Two Columbia students have been diagnosed with whooping cough, a contagious respiratory disease, the Boone County Health Department announced Wednesday.
Heather Baer, a spokeswoman for the Health Department, said the cases do not constitute a public health emergency.
Crystal Church, principal at Grant Elementary School, confirmed that one of the sick students is a fifth grader there. Craig Martin, assistant principal at Smithton Middle School, said the other attends Smithton.
Church and Martin said that at the urging of the Health Department, all students took home letters Tuesday explaining the situation and the disease’s symptoms.
“We sent letters to those who may have been exposed in the classroom, on a sports team or on the bus — even if they don’t have symptoms,” Baer said.
Church said those who have had direct contact with the two sick students received a more detailed letter explaining antibiotic treatments for whooping cough. The district and Health Department are requiring those students identified as having close contact with the affected students to start their 14-day antibiotic treatment before returning to school, Baer said.
Church said many parents of the close-contact students were contacted by phone early so antibiotics could be obtained.
“The parents, nurses, secretaries and teachers should be commended for how well they have handled this,” Church said. “We’ve had an incredible response.”
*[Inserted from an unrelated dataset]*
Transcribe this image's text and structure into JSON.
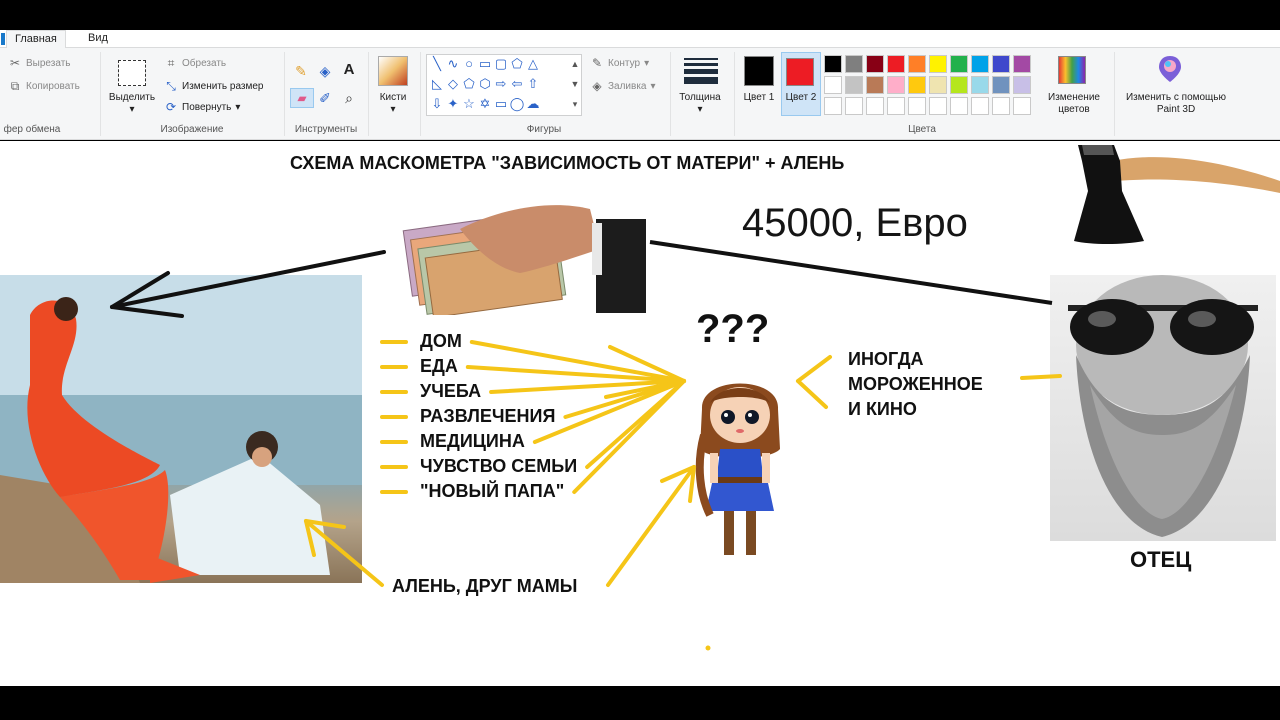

Mike Currier, who has a fourth-grader and a kindergartner at Grant, said he has 100 percent confidence in the ability of the school’s staff to handle the situation.
“I know how dedicated they are,” Currier said.
Rockie Alden said she is not overly concerned about the risk of whooping cough for her third-grade son, who attends Grant Elementary.
“It makes you think twice, because we’ve never had anything like that come home before,” Alden said of the letter. “But I saw how much work they (Grant Elementary and the Health Department) put into their plan.”
On Wednesday, Church said that only three of the 48 high-risk students and staff had not completed the paperwork proving they had started the antibiotics.
Martin said there were more absentees than normal on Wednesday at Smithton. “This situation is out of the ordinary,” he said.
Hy-Vee pharmacist Meghan Boltz said that in the past two days she had seen an increase in the demand for antibiotics used to treat whooping cough. She estimated the store had filled 50 prescriptions for antibiotics as of Wednesday afternoon.
Whooping cough, formally known as pertussis, is caused by a bacterial infection and initially causes cold-like symptoms. It is especially dangerous for infants, who are at a higher risk for complications caused by breathing problems and secondary diseases, according to a press release from the Health Department.
Columbia School District policy includes whooping cough in a list of diseases that, by law, require immunization before a student can enroll or attend any school.
Only those with religious or medical exemptions can enroll without the vaccine, said Darlene Huff, coordinator of Health Services in the district. She said those not immunized were among those contacted for being at high risk.
Baer said almost all students are immunized but the vaccine wears off as people age. So vaccinated adults are susceptible to the disease as well. The disease is typically milder in adults, who are often the source of infection for children, according to the national Centers for Disease Control and Prevention.
Despite the organization and teamwork between the schools and the Health Department, whooping cough has caused more interruption than just a trip to the pharmacy.
For fifth-graders at Grant, it meant no field trip this week to Hannibal.
“I decided it would be in the best interest to postpone it,” Church said.
Missourian reporter C.J. Campeau contributed to this report.